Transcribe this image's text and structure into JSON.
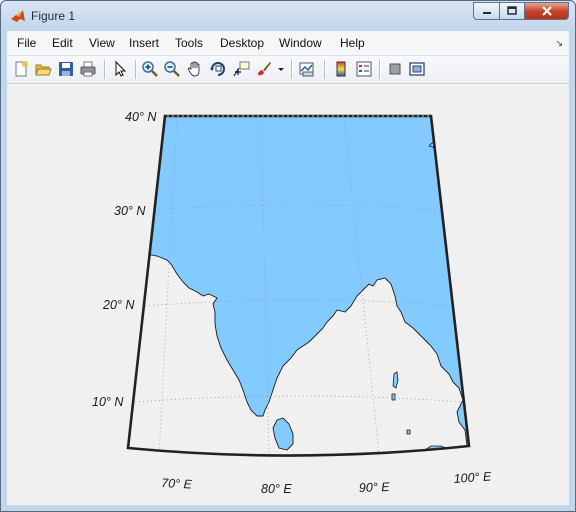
{
  "window": {
    "title": "Figure 1"
  },
  "menu": [
    "File",
    "Edit",
    "View",
    "Insert",
    "Tools",
    "Desktop",
    "Window",
    "Help"
  ],
  "toolbar": {
    "icons": [
      "new-figure-icon",
      "open-file-icon",
      "save-icon",
      "print-icon",
      "pointer-arrow-icon",
      "zoom-in-icon",
      "zoom-out-icon",
      "pan-hand-icon",
      "rotate-3d-icon",
      "data-cursor-icon",
      "brush-icon",
      "brush-dropdown-icon",
      "link-plot-icon",
      "insert-colorbar-icon",
      "insert-legend-icon",
      "hide-plot-tools-icon",
      "show-plot-tools-icon"
    ]
  },
  "map": {
    "land_color": "#82CAFF",
    "frame_color": "#222222",
    "latitude_labels": {
      "lat40": "40° N",
      "lat30": "30° N",
      "lat20": "20° N",
      "lat10": "10° N"
    },
    "longitude_labels": {
      "lon70": "70° E",
      "lon80": "80° E",
      "lon90": "90° E",
      "lon100": "100° E"
    }
  }
}
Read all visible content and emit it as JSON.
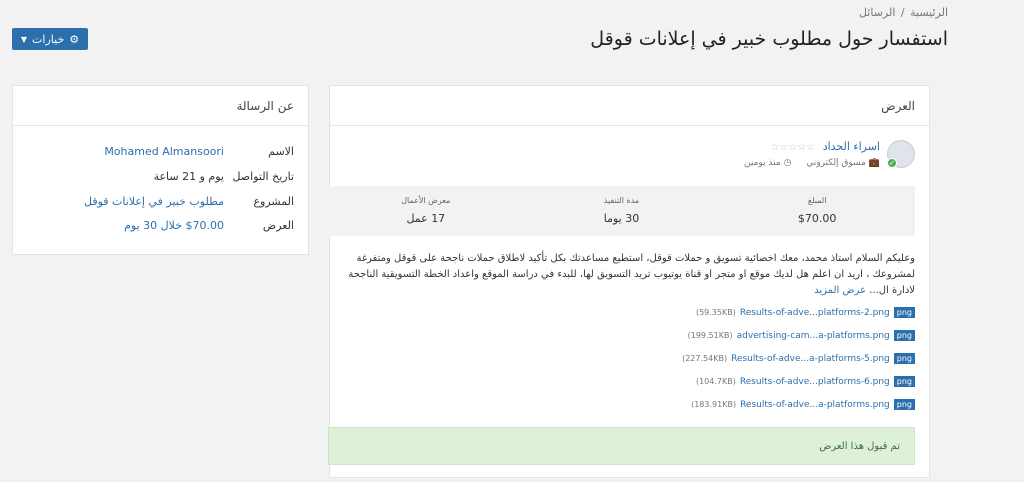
{
  "breadcrumb": {
    "home": "الرئيسية",
    "sep": "/",
    "current": "الرسائل"
  },
  "page_title": "استفسار حول مطلوب خبير في إعلانات قوقل",
  "options_button": {
    "label": "خيارات"
  },
  "offer_panel": {
    "header": "العرض",
    "bidder": {
      "name": "اسراء الحداد",
      "stars": "☆☆☆☆☆",
      "role": "مسوق إلكتروني",
      "time": "منذ يومين"
    },
    "stats": [
      {
        "label": "المبلغ",
        "value": "$70.00"
      },
      {
        "label": "مدة التنفيذ",
        "value": "30 يوما"
      },
      {
        "label": "معرض الأعمال",
        "value": "17 عمل"
      }
    ],
    "description": "وعليكم السلام استاذ محمد، معك اخصائية تسويق و حملات قوقل، استطيع مساعدتك بكل تأكيد لاطلاق حملات ناجحة على قوقل ومتفرغة لمشروعك ، اريد ان اعلم هل لديك موقع او متجر او قناة يوتيوب تريد التسويق لها، للبدء في دراسة الموقع واعداد الخطة التسويقية الناجحة لادارة ال...",
    "more_link": "عرض المزيد",
    "files": [
      {
        "type": "png",
        "name": "Results-of-adve...platforms-2.png",
        "size": "(59.35KB)"
      },
      {
        "type": "png",
        "name": "advertising-cam...a-platforms.png",
        "size": "(199.51KB)"
      },
      {
        "type": "png",
        "name": "Results-of-adve...a-platforms-5.png",
        "size": "(227.54KB)"
      },
      {
        "type": "png",
        "name": "Results-of-adve...platforms-6.png",
        "size": "(104.7KB)"
      },
      {
        "type": "png",
        "name": "Results-of-adve...a-platforms.png",
        "size": "(183.91KB)"
      }
    ],
    "accepted_notice": "تم قبول هذا العرض"
  },
  "message_panel": {
    "header": "عن الرسالة",
    "rows": [
      {
        "key": "الاسم",
        "value": "Mohamed Almansoori"
      },
      {
        "key": "تاريخ التواصل",
        "value": "يوم و 21 ساعة"
      },
      {
        "key": "المشروع",
        "value": "مطلوب خبير في إعلانات قوقل"
      },
      {
        "key": "العرض",
        "value": "$70.00 خلال 30 يوم"
      }
    ]
  },
  "colors": {
    "accent": "#2c6fad",
    "success_bg": "#dff0d8",
    "background": "#f2f2f2"
  }
}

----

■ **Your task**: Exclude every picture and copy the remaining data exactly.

■ **Response to the task**:
Transcribe this image's text and structure into JSON.
{
  "window": {
    "title": "Figure 1"
  },
  "menu": [
    "File",
    "Edit",
    "View",
    "Insert",
    "Tools",
    "Desktop",
    "Window",
    "Help"
  ],
  "toolbar": {
    "icons": [
      "new-figure-icon",
      "open-file-icon",
      "save-icon",
      "print-icon",
      "pointer-arrow-icon",
      "zoom-in-icon",
      "zoom-out-icon",
      "pan-hand-icon",
      "rotate-3d-icon",
      "data-cursor-icon",
      "brush-icon",
      "brush-dropdown-icon",
      "link-plot-icon",
      "insert-colorbar-icon",
      "insert-legend-icon",
      "hide-plot-tools-icon",
      "show-plot-tools-icon"
    ]
  },
  "map": {
    "land_color": "#82CAFF",
    "frame_color": "#222222",
    "latitude_labels": {
      "lat40": "40° N",
      "lat30": "30° N",
      "lat20": "20° N",
      "lat10": "10° N"
    },
    "longitude_labels": {
      "lon70": "70° E",
      "lon80": "80° E",
      "lon90": "90° E",
      "lon100": "100° E"
    }
  }
}
Read all visible content and emit it as JSON.
{
  "breadcrumb": {
    "home": "الرئيسية",
    "sep": "/",
    "current": "الرسائل"
  },
  "page_title": "استفسار حول مطلوب خبير في إعلانات قوقل",
  "options_button": {
    "label": "خيارات"
  },
  "offer_panel": {
    "header": "العرض",
    "bidder": {
      "name": "اسراء الحداد",
      "stars": "☆☆☆☆☆",
      "role": "مسوق إلكتروني",
      "time": "منذ يومين"
    },
    "stats": [
      {
        "label": "المبلغ",
        "value": "$70.00"
      },
      {
        "label": "مدة التنفيذ",
        "value": "30 يوما"
      },
      {
        "label": "معرض الأعمال",
        "value": "17 عمل"
      }
    ],
    "description": "وعليكم السلام استاذ محمد، معك اخصائية تسويق و حملات قوقل، استطيع مساعدتك بكل تأكيد لاطلاق حملات ناجحة على قوقل ومتفرغة لمشروعك ، اريد ان اعلم هل لديك موقع او متجر او قناة يوتيوب تريد التسويق لها، للبدء في دراسة الموقع واعداد الخطة التسويقية الناجحة لادارة ال...",
    "more_link": "عرض المزيد",
    "files": [
      {
        "type": "png",
        "name": "Results-of-adve...platforms-2.png",
        "size": "(59.35KB)"
      },
      {
        "type": "png",
        "name": "advertising-cam...a-platforms.png",
        "size": "(199.51KB)"
      },
      {
        "type": "png",
        "name": "Results-of-adve...a-platforms-5.png",
        "size": "(227.54KB)"
      },
      {
        "type": "png",
        "name": "Results-of-adve...platforms-6.png",
        "size": "(104.7KB)"
      },
      {
        "type": "png",
        "name": "Results-of-adve...a-platforms.png",
        "size": "(183.91KB)"
      }
    ],
    "accepted_notice": "تم قبول هذا العرض"
  },
  "message_panel": {
    "header": "عن الرسالة",
    "rows": [
      {
        "key": "الاسم",
        "value": "Mohamed Almansoori"
      },
      {
        "key": "تاريخ التواصل",
        "value": "يوم و 21 ساعة"
      },
      {
        "key": "المشروع",
        "value": "مطلوب خبير في إعلانات قوقل"
      },
      {
        "key": "العرض",
        "value": "$70.00 خلال 30 يوم"
      }
    ]
  },
  "colors": {
    "accent": "#2c6fad",
    "success_bg": "#dff0d8",
    "background": "#f2f2f2"
  }
}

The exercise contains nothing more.